It really doesn’t matter whether the person committed some major error, was under-performing in their position or was just in a position that was no longer justified or budgeted for – it is still a very difficult thing to do. You never can tell how the news is going to affect the person. You just know it will impact them. As much as I try to anticipate how the person is going to react, I am more often surprised by the reaction and ensuing discussion.
This most recent one was no different. This happened to be a person who reported directly to me, was in a more senior position and was someone I worked closely with for five years. We also had a number of interests in common outside the work place.
As with every one of these I’ve had to do over the years, I always end up second-guessing myself right up to the point when I have to walk into their office. These decisions haunt me for weeks before and usually for weeks afterward. This is someone’s livelihood we are talking about. It shouldn’t be dealt with lightly.
This one, however, actually was different. Different from the perspective of how the person reacted. The first couple minutes were tough, and usually I try to keep these conversations relatively brief and to the point. But this one developed into a longer conversation about his life’s real passions, about what he was going to be able to do now, about some of the things he had always wanted to do and now would have the opportunity to pursue.
The more we talked, the more he seemed to become excited about the future, and what he could now consider doing. He was free to go after what he really wanted to do. This sounds almost insane, but at one point I found myself almost envious of his excitement about chasing his dream of doing something incredibly significant.
We parted ways on a positive note and have spoken several times since then. I am very excited to see where his passion takes him. That’s not usually how these things end.
Several years ago we had to let another management team member go. In that case, he had a son the same age as mine, and we had made several trips with our boys to the Indianapolis 500, had been to a number of NHRA drag races and hung out at his farm while the boys roamed the woods. Unfortunately, I have not seen him since the day we let him go.
The question I had coming out of that situation still weighs on me: Exactly how close of a friend can you become with an employee? It doesn’t matter what we do outside of the business or how a friendship develops. There is always that “owner” stamp on my forehead. And sometime in the future I may have to make the tough decision that interferes with a personal relationship for the good of the business.
This is not just an owner issue. Anyone in a management position is faced with the same challenge – how close to become to the team you are leading.
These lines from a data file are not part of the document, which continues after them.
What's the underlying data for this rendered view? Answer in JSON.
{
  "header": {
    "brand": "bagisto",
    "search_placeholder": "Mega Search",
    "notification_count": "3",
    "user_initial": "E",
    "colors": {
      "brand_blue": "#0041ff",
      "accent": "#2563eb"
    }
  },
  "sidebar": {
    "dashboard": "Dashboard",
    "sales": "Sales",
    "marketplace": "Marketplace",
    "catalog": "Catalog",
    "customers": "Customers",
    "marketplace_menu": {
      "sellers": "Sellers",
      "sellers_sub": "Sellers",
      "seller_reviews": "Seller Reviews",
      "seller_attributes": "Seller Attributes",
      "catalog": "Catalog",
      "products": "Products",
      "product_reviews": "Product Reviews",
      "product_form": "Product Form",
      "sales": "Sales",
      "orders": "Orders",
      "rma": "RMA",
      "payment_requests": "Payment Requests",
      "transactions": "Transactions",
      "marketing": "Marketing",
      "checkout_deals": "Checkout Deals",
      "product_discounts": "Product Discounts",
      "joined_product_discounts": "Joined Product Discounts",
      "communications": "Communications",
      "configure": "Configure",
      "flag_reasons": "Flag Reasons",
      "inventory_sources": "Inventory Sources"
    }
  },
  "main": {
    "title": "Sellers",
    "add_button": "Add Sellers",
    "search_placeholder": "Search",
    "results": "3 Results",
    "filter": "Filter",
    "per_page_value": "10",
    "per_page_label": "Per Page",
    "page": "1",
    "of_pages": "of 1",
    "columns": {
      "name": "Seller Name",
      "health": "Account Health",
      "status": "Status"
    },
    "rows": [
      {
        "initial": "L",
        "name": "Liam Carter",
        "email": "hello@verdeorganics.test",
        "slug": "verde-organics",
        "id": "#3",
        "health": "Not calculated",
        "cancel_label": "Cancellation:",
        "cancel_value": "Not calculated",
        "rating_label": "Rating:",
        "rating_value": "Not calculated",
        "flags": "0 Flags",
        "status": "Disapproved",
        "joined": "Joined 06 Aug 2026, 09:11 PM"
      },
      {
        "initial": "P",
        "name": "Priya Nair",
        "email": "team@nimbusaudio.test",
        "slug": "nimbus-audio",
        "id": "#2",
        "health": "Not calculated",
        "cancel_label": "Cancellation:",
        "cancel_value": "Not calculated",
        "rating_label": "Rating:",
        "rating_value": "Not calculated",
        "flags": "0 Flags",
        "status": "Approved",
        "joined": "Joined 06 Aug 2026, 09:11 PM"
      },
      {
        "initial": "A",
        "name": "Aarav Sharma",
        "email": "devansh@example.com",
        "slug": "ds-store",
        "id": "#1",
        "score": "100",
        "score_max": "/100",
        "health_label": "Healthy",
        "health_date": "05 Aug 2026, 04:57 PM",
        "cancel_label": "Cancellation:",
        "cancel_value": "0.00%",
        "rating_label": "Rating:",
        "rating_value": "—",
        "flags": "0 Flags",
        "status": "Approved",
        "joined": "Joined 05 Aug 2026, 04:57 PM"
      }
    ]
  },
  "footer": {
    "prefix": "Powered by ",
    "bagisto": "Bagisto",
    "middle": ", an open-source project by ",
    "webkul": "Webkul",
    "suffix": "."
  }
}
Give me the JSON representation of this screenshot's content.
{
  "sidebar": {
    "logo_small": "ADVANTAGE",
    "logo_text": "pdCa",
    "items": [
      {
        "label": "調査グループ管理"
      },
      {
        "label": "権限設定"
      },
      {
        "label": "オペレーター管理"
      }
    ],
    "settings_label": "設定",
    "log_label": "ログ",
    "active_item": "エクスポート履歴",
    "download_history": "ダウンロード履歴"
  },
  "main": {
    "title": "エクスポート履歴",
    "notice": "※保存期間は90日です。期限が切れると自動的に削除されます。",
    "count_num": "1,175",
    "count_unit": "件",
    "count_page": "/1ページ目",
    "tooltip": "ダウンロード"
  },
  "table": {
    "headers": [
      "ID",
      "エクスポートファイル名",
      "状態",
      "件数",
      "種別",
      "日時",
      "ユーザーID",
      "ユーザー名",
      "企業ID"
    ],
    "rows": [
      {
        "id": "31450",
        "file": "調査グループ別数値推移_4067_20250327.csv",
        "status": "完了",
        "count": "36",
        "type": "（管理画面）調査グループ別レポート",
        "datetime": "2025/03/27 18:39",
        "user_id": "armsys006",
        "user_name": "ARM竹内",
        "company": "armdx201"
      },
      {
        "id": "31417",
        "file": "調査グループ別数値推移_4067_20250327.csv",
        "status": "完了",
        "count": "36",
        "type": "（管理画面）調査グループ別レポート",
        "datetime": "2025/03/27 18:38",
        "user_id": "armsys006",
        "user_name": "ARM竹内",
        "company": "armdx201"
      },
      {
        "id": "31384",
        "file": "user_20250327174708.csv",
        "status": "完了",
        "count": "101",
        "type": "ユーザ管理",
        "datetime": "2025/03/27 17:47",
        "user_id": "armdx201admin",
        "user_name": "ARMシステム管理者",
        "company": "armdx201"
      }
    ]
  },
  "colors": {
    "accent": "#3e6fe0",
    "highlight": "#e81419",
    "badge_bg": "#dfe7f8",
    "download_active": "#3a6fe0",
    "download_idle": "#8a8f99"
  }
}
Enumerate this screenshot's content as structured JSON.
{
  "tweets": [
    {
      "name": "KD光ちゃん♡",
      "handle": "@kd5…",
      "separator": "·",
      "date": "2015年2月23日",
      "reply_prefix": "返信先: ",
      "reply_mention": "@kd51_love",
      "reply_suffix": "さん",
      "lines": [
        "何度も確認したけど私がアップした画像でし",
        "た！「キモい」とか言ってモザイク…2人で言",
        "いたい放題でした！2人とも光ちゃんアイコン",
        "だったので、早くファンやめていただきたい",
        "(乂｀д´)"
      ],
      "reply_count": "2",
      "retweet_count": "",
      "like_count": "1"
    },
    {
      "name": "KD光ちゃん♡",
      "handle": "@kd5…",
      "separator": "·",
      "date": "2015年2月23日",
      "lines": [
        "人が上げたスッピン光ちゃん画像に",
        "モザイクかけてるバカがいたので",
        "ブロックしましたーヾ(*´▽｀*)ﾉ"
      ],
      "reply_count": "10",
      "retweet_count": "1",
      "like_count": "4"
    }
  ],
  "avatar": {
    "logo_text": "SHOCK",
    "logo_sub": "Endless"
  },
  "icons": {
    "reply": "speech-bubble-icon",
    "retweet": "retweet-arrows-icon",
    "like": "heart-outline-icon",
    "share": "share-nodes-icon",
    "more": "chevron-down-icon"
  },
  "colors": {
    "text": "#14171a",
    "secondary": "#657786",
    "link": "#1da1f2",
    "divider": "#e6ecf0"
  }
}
I want to build a team that works phenomenally well together, that has each other’s backs, that shares the same passion for success. But as the leader of that team, I will never be "one of the guys."
It really is a delicate balance – sharing the vision for where you want the team to go, encouraging the camaraderie among the individuals, spending one-on-one time with people to help them develop into strong contributors, yet recognizing that there is a different relationship between you and each of them.
Most of the time it is tremendously rewarding. Once in a while, it is terribly difficult. See you on the show floor.
Jim Obermeyer has been in the tradeshow industry 30 years, both as a corporate tradeshow manager and exhibit house executive. He is a partner in the tradeshow and event-marketing-firm Reveal. He can be reached at